5 Things To Know Before Your First Spin Class

Spinning is one of those exercise classes which inspires dread and the response “I couldn’t do that.” I used to think I was far too unfit and poor at cardio to attempt spinning but once I tried it, I realised that it is possible, whatever your fitness level. I wanted to write some tips which might encourage you to try your first spin class!

spinning
1. Don’t be scared!

When you first walk into a spin class, it will seem intimating, I’m not going to lie. I remember my first spin class where I was greeted with people in full-on Lycra, already warming up like they’ve been there for hours. Arrive early so you can choose where in the class you want to sit and get used to the bike. A water bottle is a must and a towel is also handy as it’s a sweaty class!
2. Ask your instructor how to set up your bike

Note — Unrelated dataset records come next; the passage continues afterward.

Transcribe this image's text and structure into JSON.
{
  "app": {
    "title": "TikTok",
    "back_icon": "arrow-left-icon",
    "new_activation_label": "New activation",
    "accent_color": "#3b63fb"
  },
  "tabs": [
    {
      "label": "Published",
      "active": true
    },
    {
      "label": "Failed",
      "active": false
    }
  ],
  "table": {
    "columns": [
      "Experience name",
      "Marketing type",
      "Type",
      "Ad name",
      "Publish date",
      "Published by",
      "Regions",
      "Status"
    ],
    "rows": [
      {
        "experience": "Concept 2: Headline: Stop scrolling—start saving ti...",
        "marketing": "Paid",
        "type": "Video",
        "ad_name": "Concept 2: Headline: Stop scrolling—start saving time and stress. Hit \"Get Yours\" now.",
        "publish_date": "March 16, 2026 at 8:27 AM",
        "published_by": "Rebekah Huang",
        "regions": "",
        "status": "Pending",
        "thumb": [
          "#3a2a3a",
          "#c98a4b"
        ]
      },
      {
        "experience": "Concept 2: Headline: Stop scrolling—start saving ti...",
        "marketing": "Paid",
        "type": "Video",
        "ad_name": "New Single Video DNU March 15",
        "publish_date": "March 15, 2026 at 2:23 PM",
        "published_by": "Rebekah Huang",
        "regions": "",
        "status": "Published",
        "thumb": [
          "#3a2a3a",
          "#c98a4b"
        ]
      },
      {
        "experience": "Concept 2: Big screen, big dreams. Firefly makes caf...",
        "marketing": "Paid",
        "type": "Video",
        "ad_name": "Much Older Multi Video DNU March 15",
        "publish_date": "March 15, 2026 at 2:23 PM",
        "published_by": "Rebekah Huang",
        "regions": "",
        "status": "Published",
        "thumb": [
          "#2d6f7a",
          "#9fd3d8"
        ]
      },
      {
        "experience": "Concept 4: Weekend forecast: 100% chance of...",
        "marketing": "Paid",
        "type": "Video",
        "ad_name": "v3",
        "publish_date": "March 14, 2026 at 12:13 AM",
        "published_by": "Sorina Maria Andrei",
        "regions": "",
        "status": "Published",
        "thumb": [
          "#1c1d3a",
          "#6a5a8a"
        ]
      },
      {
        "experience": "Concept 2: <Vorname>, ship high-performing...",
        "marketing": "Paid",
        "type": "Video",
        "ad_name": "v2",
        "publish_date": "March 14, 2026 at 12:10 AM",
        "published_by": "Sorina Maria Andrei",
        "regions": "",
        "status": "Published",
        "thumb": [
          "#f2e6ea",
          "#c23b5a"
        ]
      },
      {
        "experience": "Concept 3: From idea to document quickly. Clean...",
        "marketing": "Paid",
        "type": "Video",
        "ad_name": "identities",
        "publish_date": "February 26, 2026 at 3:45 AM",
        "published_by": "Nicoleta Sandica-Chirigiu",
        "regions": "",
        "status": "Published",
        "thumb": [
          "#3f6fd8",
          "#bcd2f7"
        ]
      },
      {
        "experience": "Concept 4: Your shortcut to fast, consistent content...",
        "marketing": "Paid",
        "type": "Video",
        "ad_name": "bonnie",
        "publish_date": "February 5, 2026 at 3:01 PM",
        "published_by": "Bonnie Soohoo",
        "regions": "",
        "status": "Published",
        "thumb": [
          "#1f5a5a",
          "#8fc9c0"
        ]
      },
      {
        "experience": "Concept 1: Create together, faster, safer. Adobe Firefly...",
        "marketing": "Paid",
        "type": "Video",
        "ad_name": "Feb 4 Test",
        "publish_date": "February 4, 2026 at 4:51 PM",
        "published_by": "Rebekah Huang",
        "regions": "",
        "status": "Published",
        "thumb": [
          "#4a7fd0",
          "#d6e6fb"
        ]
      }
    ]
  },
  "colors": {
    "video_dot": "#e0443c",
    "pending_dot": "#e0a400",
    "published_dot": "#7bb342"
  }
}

If your bike isn’t set up correctly, the class will be so much harder as a result. Ask your instructor or a fellow class-goer to help set up your bike – the moment of embarrassment will mean you get much more out of the class. As a general rule of thumb, make sure your leg extends to a slightly bent knee at the lowest point when you pedal and ensure the handlebars are aprroximately the same height as your seat.
3. Pace is king

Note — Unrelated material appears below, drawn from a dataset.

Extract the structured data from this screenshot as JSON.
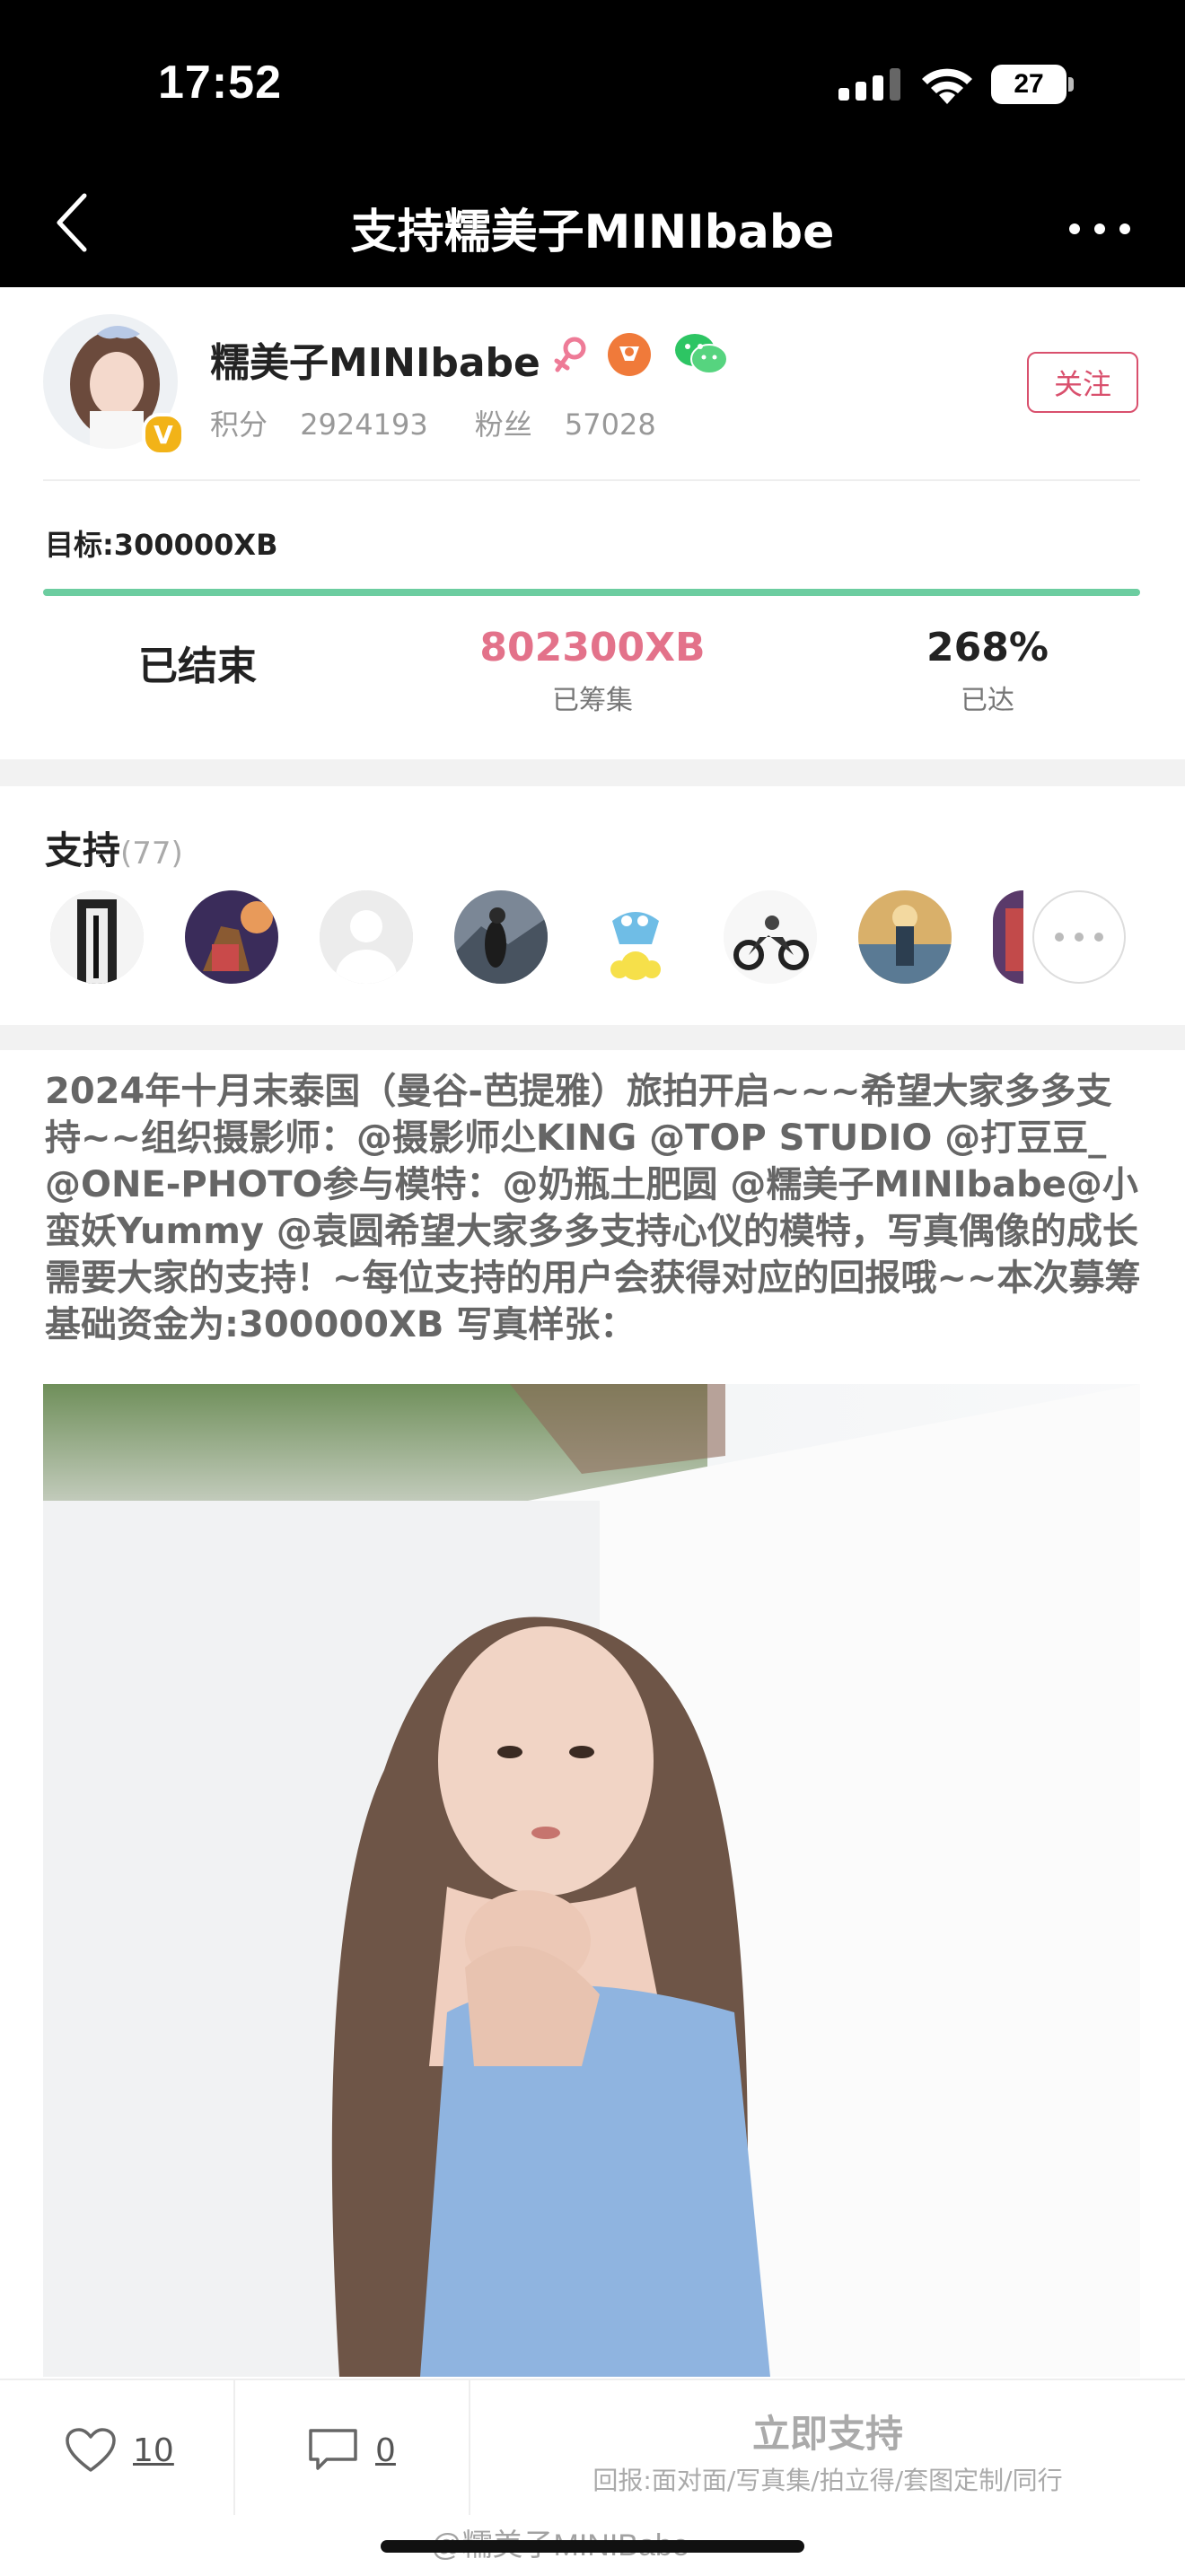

Personally, I find the hardest thing can often be keeping up with the speed of the instructor’s pace. I pay attention to the music and find the beat, then move my legs to the music. When you’re sprinting, point your toes forward to drive your legs faster. When you are ‘climbing’ and pedalling is harder, focus on the push and pull movement to drive your legs.
 
4. Don’t sweat about the resistance
As I’ve said, I prioritise pace and the key is to then build in the resistance. Spinning bikes are controlled by the amount of resistance you apply using a button on the bike – twisting clockwise increases the resistance, whereas twisting anti-clockwise reduces the resistance. During a class, the instructor may tell you to turn your resistance up by a certain amount of turns – but remember that you don’t have to do this! The key to spinning is to push yourself as much as YOU want to, so keep the pace and up the resistance as and when you feel you need to.
5. Leave!
Les Mills’ indoor cycling classes, RPM, recommend that for your first class you complete the first four tracks then leave. You may not want to only complete half the class then leave but it actually makes a lot of sense. By completing four tracks and leaving on a high, you are more likely to come back and stay for longer next time, rather than going too hard and scaring yourself off the class for life. My only criticism of this is that there is therefore no cool down – so if you do leave, please remember to do some stretches!
A spin class is a fantastic workout, but I really don’t believe it’s a terrifying class that anyone should be too scared to try. Once you realise that you are in control of your effort level and can push yourself as much or as little as you like, spinning is a brilliant class to improve cardio, tone and get fit. I get a buzz from spinning unlike any other form of cardio but it’s all about taking that first step and getting on the bike!
Have you tried spinning? Do you have any tips?